Colour image of globe showing changing position of continentsThe Devonian Period is called ‘The Ages of Fishes’ and the Devonian story in New Brunswick includes some great fish tales. By the middle Devonian Period the crust of the Rheic Ocean was subducted beneath the Kingston Arc resulting in a further mountain building episode as the supercontinent Pangea came together. The Iapetus and Rheic Oceans had closed and the Appalachian Mountain range dominated the landscape. The weathering of the mountains covered the landscape with reddish non-marine sediments familiar to people in the Maritimes of Canada and in Europe. The new continent of Euramerica is sometimes called the ‘Old Red Sandstone’ continent. In New Brunswick we see the red sediments in the southeast near St. Andrews, near Saint John, and along the southern part of the province toward Moncton and Memramcook.

Appalachian Mountains built during the final stages of ocean closure and plate cThe final collision and subduction of the Rheic Ocean created granitic magma that rose toward the surface forming the core of the Appalachians.
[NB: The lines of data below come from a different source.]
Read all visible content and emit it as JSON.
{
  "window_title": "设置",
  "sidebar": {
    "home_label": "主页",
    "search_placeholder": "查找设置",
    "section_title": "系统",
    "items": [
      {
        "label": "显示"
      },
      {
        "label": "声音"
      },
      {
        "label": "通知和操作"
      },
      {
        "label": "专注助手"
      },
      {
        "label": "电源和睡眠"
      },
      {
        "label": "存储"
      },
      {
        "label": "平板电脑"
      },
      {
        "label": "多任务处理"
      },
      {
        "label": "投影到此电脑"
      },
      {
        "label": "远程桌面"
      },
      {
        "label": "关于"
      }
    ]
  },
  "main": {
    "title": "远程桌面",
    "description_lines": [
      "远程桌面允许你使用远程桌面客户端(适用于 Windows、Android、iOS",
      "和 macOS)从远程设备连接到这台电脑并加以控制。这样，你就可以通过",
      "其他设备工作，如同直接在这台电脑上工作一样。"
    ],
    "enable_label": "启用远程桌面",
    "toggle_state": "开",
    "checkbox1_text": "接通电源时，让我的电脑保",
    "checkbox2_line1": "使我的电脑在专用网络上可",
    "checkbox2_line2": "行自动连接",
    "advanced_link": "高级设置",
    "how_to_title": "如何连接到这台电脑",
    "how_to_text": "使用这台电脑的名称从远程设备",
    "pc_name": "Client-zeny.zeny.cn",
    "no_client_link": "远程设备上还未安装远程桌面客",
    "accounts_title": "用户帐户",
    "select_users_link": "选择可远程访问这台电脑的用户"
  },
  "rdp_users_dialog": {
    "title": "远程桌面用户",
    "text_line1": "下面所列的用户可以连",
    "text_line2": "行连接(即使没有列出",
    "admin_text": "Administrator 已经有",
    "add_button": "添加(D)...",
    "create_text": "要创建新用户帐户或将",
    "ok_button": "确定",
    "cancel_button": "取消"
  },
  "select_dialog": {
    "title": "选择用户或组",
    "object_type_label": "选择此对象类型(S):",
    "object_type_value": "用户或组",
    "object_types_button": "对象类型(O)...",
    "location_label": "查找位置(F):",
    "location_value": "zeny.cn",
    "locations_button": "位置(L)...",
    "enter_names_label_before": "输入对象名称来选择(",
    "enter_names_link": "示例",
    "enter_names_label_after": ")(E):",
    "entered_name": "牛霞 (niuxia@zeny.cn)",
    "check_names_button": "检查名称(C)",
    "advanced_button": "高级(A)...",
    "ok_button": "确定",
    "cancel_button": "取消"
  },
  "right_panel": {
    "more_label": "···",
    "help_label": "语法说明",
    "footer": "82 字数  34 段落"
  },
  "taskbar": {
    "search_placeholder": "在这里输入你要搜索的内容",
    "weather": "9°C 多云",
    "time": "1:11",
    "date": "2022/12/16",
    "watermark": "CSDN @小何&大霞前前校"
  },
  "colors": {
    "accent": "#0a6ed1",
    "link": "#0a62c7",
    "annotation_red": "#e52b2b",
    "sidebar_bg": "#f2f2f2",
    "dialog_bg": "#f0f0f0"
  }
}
Granitic plutons and rhyolitic volcanoes form a spine across the province from the southwest to northeast creating some of the province’s most prominent landscape features like Mount Carleton and Sugarloaf. This tectonic activity created interesting mineral deposits. Geologic features like the Mount Pleasant caldera, a collapsed volcano, has some of the world’s richest concentrations of rare elements like indium.

Plants and animals were firmly established on land by the Devonian Period. The evolution of land plants continued in the Devonian when plants developed stems and roots. In the early Devonian land plants grew along freshwater shorelines and estuaries. New Brunswick has some of the world’s best fossils of early land plants. Trees did not appear until later in the Devonian so the early landscape had a green fringe along water margins, but was barren otherwise. In the early Devonian animals began to populate the landscape too. Arthropods were among the first animals to invade the land and New Brunswick rocks contain the oldest land animal fossils in North America. Northern New Brunswick preserves an excellent record of early Devonian fish including cephalaspids, sharks, acanthodians, and placoderms.